§ WHAT THE TASK ASKS: Below are the records; copy out every line that holds the word "python".

[RECORDS FOR THIS TASK]

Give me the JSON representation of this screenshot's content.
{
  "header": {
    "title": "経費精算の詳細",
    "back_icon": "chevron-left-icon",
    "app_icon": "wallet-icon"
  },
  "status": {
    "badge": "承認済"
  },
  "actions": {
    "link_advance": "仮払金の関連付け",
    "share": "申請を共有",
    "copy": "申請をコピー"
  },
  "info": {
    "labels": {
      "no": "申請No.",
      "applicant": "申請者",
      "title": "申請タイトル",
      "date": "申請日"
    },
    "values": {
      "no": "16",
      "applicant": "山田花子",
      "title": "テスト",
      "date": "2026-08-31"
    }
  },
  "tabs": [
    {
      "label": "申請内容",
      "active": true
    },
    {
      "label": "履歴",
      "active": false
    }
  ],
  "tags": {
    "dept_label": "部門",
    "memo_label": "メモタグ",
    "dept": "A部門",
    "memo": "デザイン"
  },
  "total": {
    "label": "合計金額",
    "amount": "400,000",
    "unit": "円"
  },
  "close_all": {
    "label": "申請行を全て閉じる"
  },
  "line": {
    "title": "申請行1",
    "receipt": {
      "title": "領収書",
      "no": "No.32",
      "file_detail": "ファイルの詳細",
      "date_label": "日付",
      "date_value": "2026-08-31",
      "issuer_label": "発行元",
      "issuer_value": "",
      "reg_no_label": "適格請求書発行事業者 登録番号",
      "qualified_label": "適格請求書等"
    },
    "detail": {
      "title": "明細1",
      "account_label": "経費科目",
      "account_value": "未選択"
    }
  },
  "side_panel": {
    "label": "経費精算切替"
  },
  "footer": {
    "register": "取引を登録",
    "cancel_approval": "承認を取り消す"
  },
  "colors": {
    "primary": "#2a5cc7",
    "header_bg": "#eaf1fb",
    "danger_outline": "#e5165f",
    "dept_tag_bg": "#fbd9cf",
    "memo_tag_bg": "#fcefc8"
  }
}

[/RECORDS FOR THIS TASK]
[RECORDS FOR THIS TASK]

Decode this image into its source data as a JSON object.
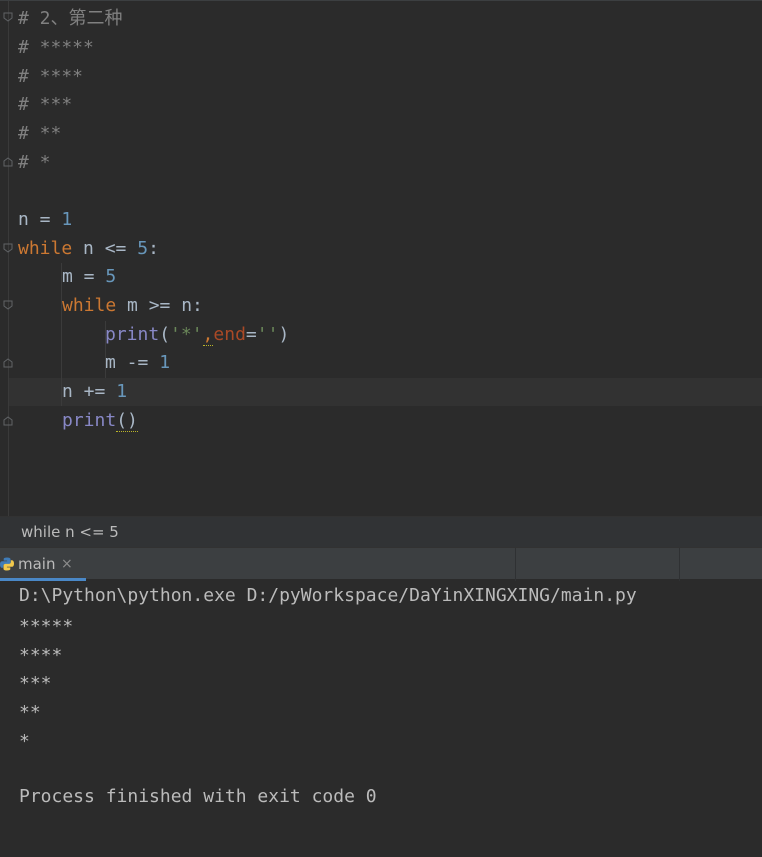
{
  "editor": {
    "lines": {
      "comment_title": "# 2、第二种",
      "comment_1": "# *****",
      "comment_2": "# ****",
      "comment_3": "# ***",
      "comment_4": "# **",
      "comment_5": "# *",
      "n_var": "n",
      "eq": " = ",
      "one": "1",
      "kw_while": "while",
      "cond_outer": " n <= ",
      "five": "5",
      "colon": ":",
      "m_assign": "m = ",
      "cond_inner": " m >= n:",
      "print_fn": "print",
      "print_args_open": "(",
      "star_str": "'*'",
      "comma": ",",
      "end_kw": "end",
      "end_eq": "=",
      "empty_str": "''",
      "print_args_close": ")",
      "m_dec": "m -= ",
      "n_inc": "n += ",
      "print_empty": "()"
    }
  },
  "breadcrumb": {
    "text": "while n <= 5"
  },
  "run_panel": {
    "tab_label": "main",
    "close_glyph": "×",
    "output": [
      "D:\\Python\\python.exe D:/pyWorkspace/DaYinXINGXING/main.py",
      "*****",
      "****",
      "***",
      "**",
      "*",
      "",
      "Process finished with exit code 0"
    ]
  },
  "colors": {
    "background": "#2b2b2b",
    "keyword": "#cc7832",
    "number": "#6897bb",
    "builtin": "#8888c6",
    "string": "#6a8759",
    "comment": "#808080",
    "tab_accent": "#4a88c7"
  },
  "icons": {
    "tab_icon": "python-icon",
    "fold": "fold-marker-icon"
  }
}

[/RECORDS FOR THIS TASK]
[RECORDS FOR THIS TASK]

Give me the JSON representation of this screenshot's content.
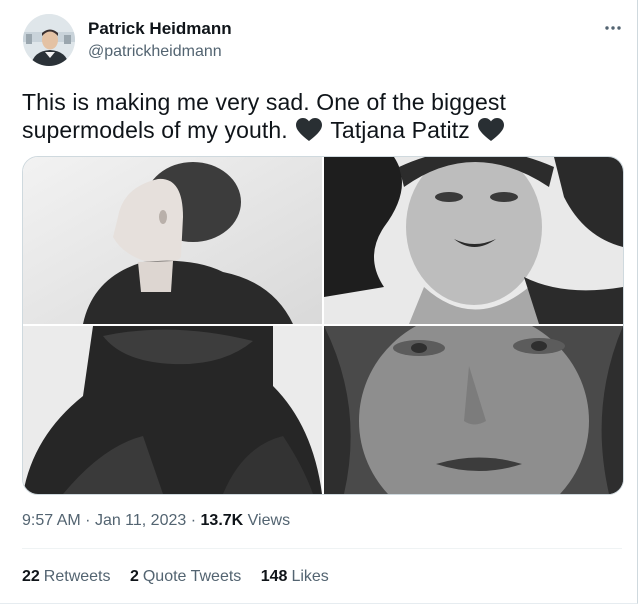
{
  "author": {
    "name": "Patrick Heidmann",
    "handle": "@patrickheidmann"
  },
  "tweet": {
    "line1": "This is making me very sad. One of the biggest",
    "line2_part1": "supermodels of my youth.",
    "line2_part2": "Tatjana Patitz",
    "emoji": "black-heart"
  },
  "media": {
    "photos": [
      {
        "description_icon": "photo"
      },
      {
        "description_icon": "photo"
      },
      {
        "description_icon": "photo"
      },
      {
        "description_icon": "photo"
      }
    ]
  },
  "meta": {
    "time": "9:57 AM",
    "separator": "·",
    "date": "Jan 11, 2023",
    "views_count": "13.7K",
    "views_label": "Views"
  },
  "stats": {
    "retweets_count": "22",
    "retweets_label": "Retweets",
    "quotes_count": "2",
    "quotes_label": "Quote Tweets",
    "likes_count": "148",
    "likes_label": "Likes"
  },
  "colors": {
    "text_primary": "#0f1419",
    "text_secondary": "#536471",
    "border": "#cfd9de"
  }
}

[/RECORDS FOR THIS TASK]

§ EXPECTED OUTPUT:
      "D:\\Python\\python.exe D:/pyWorkspace/DaYinXINGXING/main.py",
    "tab_icon": "python-icon",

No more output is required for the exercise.